§ **What you need to do**
The required result is every line of the records that includes "Holland".

#### Data provided

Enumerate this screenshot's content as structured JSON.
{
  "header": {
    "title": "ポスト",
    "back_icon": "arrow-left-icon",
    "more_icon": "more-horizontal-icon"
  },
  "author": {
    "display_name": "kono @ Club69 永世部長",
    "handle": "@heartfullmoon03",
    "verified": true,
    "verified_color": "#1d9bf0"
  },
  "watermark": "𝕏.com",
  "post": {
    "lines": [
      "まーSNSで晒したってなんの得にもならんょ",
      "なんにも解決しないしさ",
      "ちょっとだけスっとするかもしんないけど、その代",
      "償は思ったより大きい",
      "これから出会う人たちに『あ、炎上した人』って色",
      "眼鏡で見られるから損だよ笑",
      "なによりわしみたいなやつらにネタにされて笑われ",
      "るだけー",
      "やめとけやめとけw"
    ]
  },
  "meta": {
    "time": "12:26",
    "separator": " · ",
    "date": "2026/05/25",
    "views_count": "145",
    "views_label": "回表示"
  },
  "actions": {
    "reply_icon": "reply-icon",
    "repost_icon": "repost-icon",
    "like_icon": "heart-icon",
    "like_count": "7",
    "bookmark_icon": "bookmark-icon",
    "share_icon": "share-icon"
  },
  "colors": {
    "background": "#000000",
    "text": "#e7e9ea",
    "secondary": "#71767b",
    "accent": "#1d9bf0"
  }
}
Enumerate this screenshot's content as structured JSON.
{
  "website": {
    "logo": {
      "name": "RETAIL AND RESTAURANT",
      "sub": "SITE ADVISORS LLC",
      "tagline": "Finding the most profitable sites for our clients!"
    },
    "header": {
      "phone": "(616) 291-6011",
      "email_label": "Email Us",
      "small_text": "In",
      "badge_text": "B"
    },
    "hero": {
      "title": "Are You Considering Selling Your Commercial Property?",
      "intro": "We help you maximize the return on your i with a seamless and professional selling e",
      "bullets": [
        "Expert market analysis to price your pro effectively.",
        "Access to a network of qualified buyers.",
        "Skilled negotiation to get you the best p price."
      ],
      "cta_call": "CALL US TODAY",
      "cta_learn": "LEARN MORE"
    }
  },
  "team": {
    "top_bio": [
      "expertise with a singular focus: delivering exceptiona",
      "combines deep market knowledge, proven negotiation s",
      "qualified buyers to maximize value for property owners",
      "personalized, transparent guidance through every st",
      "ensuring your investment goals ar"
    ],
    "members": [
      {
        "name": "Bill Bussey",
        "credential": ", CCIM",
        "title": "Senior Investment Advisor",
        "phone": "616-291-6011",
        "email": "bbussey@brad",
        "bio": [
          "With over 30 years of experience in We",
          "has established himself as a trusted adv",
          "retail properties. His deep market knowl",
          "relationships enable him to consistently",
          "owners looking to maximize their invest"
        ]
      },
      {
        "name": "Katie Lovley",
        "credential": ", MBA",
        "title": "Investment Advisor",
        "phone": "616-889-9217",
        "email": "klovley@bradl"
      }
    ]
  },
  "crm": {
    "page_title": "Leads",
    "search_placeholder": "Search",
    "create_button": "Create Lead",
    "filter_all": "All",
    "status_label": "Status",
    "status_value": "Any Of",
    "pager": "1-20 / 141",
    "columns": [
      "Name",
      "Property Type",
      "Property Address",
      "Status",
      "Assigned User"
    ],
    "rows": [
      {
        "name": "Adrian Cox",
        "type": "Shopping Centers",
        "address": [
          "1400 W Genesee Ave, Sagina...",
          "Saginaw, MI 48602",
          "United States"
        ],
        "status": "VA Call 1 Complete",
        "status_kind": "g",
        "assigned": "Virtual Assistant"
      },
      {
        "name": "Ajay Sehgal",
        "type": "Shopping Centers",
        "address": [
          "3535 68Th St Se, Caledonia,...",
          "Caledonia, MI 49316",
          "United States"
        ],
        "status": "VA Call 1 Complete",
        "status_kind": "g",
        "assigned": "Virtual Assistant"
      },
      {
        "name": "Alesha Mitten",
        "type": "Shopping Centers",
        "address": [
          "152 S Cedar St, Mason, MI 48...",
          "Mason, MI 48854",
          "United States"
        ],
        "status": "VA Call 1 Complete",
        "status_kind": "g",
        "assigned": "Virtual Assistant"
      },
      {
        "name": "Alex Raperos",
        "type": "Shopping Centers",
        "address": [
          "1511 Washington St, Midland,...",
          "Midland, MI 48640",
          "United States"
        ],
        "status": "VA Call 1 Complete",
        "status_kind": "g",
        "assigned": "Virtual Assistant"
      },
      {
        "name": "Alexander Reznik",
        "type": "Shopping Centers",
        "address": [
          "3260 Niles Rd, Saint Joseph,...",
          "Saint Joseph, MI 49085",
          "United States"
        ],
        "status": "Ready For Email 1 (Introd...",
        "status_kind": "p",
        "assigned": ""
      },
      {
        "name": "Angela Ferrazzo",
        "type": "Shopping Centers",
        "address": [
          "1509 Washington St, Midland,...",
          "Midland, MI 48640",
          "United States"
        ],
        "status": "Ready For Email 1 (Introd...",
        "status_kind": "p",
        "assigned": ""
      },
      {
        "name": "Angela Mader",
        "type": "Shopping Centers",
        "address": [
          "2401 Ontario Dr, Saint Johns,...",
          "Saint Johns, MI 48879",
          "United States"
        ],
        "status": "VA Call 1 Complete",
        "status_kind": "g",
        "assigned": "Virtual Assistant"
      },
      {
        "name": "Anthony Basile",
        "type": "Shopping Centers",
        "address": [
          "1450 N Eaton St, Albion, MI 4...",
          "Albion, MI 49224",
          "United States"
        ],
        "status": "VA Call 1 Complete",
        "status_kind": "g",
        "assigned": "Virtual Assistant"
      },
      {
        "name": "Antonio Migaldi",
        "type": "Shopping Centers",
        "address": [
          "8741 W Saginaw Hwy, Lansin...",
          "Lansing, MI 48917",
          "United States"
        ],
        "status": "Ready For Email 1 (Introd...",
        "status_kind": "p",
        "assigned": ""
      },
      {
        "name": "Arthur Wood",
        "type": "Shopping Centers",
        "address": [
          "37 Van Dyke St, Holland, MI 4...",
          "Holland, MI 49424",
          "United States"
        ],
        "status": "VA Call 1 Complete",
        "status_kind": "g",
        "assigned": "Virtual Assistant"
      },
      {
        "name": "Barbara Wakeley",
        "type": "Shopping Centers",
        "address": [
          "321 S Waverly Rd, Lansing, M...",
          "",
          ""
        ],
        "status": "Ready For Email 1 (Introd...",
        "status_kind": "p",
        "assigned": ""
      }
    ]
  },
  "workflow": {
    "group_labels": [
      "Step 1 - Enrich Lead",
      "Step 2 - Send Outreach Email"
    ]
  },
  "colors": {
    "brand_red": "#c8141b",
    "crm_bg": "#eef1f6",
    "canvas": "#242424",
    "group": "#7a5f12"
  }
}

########

§ **Task solution**
          "37 Van Dyke St, Holland, MI 4...",
          "Holland, MI 49424",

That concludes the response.